*** Opening of GIVEN RECORDS ***

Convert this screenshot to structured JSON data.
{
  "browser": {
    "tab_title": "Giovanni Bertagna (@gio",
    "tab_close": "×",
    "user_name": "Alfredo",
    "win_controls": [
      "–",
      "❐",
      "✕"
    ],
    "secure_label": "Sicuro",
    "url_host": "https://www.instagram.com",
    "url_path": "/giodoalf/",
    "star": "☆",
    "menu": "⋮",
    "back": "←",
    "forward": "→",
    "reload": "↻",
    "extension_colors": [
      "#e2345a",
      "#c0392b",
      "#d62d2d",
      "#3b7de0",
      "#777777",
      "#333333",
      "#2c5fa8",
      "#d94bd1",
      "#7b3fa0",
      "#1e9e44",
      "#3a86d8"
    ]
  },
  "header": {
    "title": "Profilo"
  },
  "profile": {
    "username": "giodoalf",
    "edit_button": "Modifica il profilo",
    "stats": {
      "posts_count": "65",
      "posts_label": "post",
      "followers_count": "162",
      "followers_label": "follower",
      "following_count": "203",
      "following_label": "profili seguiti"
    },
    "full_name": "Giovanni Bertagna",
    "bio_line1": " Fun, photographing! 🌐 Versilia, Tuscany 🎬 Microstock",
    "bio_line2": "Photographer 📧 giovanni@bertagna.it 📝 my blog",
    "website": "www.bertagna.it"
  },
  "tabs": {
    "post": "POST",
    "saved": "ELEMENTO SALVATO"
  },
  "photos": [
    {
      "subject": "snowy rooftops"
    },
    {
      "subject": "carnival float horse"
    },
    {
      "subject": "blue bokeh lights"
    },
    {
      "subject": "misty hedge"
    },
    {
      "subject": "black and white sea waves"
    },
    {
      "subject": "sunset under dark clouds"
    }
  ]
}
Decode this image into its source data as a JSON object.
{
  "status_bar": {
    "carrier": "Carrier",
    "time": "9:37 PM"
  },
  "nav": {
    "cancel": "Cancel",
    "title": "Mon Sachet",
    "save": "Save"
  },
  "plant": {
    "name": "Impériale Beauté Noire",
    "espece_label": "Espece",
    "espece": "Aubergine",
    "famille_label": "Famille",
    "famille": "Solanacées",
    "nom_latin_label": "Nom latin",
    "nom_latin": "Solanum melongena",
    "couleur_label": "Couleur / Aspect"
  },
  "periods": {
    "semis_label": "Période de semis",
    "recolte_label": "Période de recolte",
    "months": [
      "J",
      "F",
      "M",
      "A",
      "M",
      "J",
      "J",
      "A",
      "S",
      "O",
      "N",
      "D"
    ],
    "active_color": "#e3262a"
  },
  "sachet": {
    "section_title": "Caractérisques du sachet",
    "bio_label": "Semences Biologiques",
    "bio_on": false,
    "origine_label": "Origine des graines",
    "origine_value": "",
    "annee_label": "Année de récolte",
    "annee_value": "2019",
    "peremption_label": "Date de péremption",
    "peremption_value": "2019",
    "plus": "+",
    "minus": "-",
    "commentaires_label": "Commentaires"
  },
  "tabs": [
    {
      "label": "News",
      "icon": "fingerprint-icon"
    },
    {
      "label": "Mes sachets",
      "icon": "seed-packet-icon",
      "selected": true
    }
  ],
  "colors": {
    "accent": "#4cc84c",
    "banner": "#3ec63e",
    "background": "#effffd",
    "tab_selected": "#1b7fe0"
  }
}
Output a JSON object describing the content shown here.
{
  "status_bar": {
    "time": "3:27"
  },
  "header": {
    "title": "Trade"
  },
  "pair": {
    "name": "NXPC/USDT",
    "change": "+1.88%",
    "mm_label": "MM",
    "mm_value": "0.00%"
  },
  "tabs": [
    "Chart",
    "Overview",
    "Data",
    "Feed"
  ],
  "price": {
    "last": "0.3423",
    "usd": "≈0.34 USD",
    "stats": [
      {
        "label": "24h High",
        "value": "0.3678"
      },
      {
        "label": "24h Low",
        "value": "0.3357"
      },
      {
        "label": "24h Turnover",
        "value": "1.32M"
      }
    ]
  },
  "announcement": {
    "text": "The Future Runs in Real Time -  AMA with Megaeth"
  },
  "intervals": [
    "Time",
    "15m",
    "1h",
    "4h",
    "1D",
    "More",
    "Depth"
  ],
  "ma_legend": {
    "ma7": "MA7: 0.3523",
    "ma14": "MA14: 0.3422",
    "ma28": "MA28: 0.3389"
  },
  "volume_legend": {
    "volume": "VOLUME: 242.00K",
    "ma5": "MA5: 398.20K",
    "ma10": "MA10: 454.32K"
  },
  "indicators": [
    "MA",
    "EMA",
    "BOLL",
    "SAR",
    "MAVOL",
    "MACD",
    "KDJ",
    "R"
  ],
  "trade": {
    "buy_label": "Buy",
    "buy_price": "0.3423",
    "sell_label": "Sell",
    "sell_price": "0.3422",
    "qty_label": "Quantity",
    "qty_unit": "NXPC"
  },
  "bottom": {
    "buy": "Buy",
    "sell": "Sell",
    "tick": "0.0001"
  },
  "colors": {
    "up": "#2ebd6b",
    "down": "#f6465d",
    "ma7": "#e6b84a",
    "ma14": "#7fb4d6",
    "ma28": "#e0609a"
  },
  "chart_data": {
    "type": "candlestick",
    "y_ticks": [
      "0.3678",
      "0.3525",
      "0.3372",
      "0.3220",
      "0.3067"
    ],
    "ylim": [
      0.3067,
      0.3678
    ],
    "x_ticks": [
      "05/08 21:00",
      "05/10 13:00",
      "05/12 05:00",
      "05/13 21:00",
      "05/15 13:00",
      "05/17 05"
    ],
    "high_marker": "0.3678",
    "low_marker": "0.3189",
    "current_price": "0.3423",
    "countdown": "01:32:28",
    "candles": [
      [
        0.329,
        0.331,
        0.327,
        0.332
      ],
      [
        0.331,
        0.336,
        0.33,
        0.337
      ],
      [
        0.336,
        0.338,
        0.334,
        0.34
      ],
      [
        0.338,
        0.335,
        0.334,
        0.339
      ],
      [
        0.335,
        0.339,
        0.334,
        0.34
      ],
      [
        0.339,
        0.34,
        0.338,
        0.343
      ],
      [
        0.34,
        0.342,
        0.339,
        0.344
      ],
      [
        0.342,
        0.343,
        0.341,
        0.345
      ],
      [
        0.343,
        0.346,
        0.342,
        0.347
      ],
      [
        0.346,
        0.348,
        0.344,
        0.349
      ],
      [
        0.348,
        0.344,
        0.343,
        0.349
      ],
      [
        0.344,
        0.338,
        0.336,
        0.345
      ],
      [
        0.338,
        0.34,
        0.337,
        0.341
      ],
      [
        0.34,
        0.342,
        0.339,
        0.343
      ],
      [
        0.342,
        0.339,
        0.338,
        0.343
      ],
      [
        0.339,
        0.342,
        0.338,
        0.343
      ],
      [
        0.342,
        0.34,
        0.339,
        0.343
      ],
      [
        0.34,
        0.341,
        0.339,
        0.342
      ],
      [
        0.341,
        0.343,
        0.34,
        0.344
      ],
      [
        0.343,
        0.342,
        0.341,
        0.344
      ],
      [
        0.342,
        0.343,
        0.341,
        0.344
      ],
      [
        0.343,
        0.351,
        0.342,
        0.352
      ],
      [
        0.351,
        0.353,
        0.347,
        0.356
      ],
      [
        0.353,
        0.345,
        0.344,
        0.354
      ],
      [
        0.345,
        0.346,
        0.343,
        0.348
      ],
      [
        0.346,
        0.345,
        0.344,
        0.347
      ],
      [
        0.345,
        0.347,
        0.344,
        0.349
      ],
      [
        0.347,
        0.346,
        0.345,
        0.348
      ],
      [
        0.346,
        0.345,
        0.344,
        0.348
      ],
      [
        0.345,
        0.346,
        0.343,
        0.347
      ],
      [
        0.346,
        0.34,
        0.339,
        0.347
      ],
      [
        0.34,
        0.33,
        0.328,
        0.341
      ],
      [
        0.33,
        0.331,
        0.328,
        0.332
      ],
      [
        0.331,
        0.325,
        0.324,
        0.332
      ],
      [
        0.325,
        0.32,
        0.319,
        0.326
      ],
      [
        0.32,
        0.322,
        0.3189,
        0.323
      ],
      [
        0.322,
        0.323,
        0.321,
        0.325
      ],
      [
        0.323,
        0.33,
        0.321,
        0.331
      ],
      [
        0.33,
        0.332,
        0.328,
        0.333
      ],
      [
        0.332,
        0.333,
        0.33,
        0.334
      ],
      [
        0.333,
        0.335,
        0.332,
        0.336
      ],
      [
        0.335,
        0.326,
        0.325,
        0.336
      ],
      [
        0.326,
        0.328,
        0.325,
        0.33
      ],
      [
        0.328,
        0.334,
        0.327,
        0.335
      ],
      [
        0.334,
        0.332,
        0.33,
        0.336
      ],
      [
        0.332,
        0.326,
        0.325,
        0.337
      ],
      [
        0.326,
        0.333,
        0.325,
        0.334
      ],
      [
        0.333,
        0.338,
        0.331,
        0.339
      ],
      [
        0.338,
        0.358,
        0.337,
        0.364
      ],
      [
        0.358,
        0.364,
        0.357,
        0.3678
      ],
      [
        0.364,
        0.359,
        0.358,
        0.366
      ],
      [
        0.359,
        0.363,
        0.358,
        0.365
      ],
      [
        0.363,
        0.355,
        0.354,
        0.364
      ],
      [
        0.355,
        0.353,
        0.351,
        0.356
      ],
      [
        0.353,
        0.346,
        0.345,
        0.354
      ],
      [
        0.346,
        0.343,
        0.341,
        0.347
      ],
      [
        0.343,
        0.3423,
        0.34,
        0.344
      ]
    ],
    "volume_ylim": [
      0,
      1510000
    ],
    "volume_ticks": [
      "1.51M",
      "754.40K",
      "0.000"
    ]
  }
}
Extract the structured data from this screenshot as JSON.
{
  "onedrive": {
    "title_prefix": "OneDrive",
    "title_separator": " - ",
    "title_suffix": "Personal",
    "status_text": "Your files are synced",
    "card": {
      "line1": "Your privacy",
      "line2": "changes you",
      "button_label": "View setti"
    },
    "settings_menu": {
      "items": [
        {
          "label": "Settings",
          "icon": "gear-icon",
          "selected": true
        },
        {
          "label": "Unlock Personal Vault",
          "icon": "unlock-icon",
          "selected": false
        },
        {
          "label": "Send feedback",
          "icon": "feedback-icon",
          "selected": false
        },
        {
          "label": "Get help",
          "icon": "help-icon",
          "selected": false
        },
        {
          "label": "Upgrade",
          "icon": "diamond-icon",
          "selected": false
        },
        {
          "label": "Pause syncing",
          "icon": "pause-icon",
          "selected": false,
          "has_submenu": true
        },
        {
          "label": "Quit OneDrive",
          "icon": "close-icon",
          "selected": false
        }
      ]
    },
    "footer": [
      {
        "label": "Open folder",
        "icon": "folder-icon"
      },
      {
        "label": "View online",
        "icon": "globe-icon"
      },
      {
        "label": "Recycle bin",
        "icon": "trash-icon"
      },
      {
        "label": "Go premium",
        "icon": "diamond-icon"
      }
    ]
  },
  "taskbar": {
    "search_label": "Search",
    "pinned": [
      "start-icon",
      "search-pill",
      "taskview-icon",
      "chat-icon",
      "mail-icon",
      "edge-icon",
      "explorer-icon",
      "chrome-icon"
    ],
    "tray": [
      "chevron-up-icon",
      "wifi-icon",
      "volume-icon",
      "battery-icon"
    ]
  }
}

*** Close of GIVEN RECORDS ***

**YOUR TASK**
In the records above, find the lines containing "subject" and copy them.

**FINISHED EXERCISE**
      "subject": "snowy rooftops"
      "subject": "carnival float horse"
      "subject": "blue bokeh lights"
      "subject": "misty hedge"
      "subject": "black and white sea waves"
      "subject": "sunset under dark clouds"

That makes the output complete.